DATASET CONTENT below:

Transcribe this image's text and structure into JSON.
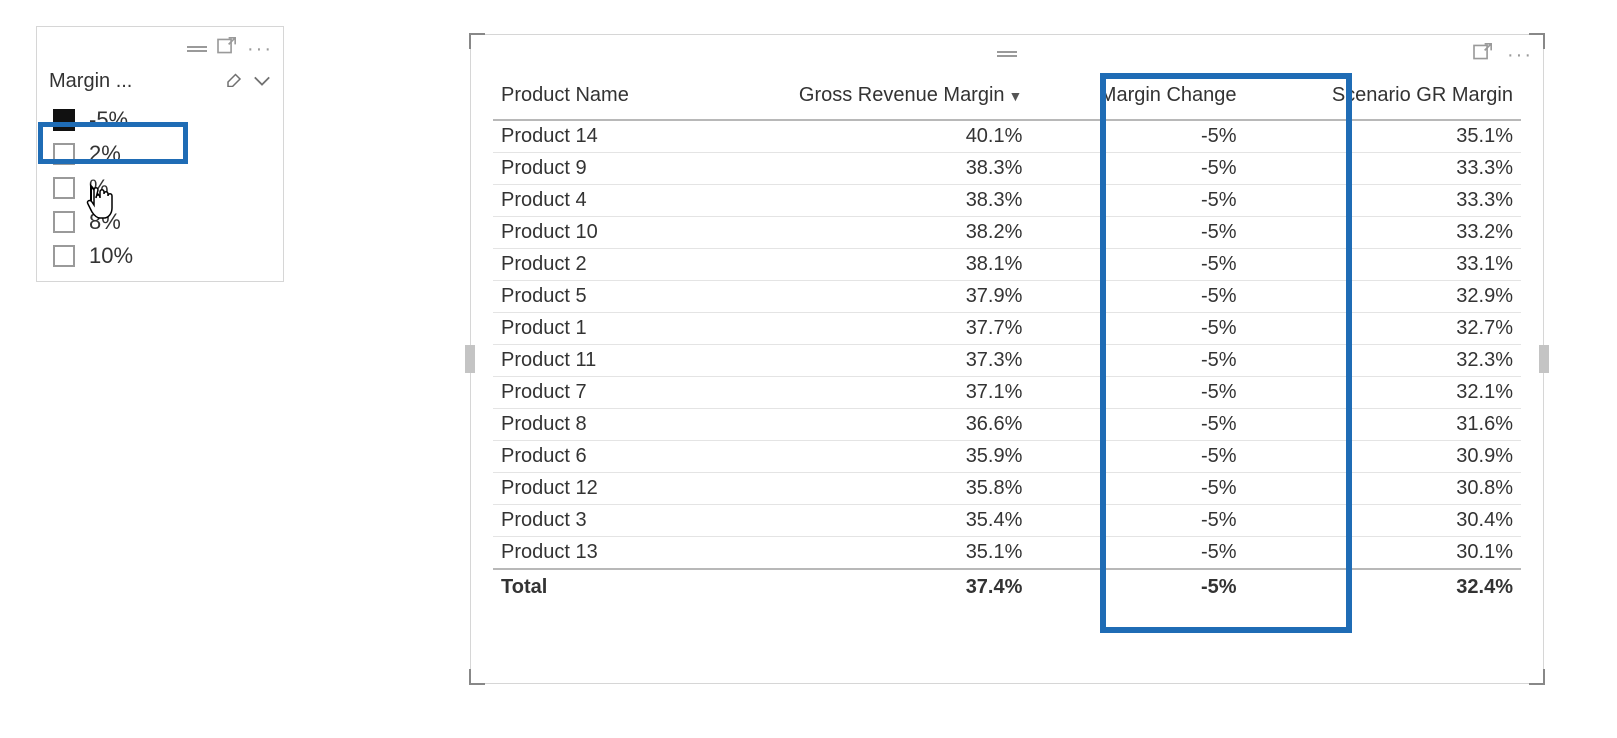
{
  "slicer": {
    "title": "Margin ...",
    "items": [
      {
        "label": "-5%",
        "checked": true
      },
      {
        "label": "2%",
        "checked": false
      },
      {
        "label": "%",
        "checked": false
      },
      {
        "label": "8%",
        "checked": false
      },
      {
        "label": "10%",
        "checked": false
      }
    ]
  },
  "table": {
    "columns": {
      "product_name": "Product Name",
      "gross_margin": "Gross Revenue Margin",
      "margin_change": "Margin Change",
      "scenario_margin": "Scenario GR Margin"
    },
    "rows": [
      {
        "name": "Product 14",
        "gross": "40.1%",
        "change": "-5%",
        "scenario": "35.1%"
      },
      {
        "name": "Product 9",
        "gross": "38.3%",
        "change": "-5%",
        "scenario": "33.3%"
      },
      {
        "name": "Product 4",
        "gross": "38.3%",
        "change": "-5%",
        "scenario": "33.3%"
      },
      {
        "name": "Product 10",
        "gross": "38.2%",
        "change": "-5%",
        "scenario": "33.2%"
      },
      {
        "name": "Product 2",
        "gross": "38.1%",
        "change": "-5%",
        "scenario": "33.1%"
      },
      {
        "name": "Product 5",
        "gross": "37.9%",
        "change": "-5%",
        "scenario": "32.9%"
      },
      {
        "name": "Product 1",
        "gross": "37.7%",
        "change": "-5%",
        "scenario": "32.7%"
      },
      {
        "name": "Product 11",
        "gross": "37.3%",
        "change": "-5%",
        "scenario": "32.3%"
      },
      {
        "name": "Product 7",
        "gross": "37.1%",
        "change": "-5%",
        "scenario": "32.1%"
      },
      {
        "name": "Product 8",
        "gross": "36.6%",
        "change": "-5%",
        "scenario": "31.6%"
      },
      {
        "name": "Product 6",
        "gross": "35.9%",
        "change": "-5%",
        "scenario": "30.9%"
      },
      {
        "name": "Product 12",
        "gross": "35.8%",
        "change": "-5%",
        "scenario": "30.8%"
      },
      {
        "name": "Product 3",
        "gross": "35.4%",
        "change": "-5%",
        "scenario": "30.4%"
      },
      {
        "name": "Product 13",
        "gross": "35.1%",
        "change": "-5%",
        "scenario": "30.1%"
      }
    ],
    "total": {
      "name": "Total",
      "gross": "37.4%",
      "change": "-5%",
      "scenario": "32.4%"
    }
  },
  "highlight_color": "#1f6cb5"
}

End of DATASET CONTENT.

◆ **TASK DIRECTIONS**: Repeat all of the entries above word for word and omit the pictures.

◆ **OUTPUT OF THE TASK**:
Transcribe this image's text and structure into JSON.
{
  "slicer": {
    "title": "Margin ...",
    "items": [
      {
        "label": "-5%",
        "checked": true
      },
      {
        "label": "2%",
        "checked": false
      },
      {
        "label": "%",
        "checked": false
      },
      {
        "label": "8%",
        "checked": false
      },
      {
        "label": "10%",
        "checked": false
      }
    ]
  },
  "table": {
    "columns": {
      "product_name": "Product Name",
      "gross_margin": "Gross Revenue Margin",
      "margin_change": "Margin Change",
      "scenario_margin": "Scenario GR Margin"
    },
    "rows": [
      {
        "name": "Product 14",
        "gross": "40.1%",
        "change": "-5%",
        "scenario": "35.1%"
      },
      {
        "name": "Product 9",
        "gross": "38.3%",
        "change": "-5%",
        "scenario": "33.3%"
      },
      {
        "name": "Product 4",
        "gross": "38.3%",
        "change": "-5%",
        "scenario": "33.3%"
      },
      {
        "name": "Product 10",
        "gross": "38.2%",
        "change": "-5%",
        "scenario": "33.2%"
      },
      {
        "name": "Product 2",
        "gross": "38.1%",
        "change": "-5%",
        "scenario": "33.1%"
      },
      {
        "name": "Product 5",
        "gross": "37.9%",
        "change": "-5%",
        "scenario": "32.9%"
      },
      {
        "name": "Product 1",
        "gross": "37.7%",
        "change": "-5%",
        "scenario": "32.7%"
      },
      {
        "name": "Product 11",
        "gross": "37.3%",
        "change": "-5%",
        "scenario": "32.3%"
      },
      {
        "name": "Product 7",
        "gross": "37.1%",
        "change": "-5%",
        "scenario": "32.1%"
      },
      {
        "name": "Product 8",
        "gross": "36.6%",
        "change": "-5%",
        "scenario": "31.6%"
      },
      {
        "name": "Product 6",
        "gross": "35.9%",
        "change": "-5%",
        "scenario": "30.9%"
      },
      {
        "name": "Product 12",
        "gross": "35.8%",
        "change": "-5%",
        "scenario": "30.8%"
      },
      {
        "name": "Product 3",
        "gross": "35.4%",
        "change": "-5%",
        "scenario": "30.4%"
      },
      {
        "name": "Product 13",
        "gross": "35.1%",
        "change": "-5%",
        "scenario": "30.1%"
      }
    ],
    "total": {
      "name": "Total",
      "gross": "37.4%",
      "change": "-5%",
      "scenario": "32.4%"
    }
  },
  "highlight_color": "#1f6cb5"
}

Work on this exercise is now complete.